A Perfect Storm Is Brewing in the Coffee Market
Over the past couple of years, agricultural commodity prices have been trending downward. The price of coffee in particular has been hit hard, having fallen from $3/lb in 2011 down all the way to $1/lb toward the end of last year.
The weakness in coffee prices was due largely to weak demand coming from Europe because of that region’s weak economy, as well as strong output from the world’s largest coffee producer — Brazil. If we couple these particular fundamental aspects of the coffee market with broader declines in commodities and agricultural commodities in particular, it is no wonder that coffee lost two-thirds of its value.
However, things have started to pick up in the coffee market. As Europe’s economy begins to grow again Europeans are importing more coffee. In fact, coffee exports to Europe rose a whopping 37 percent from October to January. Furthermore, dry weather in Brazil has adversely impacted this year’s coffee crop. As a result, the price of coffee has been surging in 2014, having reached $1.43/lb, which is more than a 30 percent gain for the year.
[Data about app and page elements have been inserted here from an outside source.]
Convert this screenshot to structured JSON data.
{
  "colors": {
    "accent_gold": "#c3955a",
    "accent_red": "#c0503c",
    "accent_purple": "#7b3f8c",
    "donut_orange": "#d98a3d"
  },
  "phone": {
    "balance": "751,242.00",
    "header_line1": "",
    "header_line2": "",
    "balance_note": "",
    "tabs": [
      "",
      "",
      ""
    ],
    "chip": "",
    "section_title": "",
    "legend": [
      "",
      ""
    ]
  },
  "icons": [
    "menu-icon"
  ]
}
I think the price of coffee has further room to run. If dry weather continues in Brazil, then there will be a significant global shortage of coffee. Brazil produces over 2.5 billion kilograms of coffee annually. This is more than twice what the second largest coffee producer — Vietnam — produces (900 million kilograms.) Furthermore, while the coffee price is well off its $1/lb low, it is still more than 50 percent off of its 2011 high. In fact, the coffee price is even further below its 1977 all time high of about $3.50/lb. If we figure in inflation over the past 37 years, this means that coffee prices are extremely depressed compared to what they were back in the 1970s. Consequently, the price of coffee is set to rise both in the short and longer terms.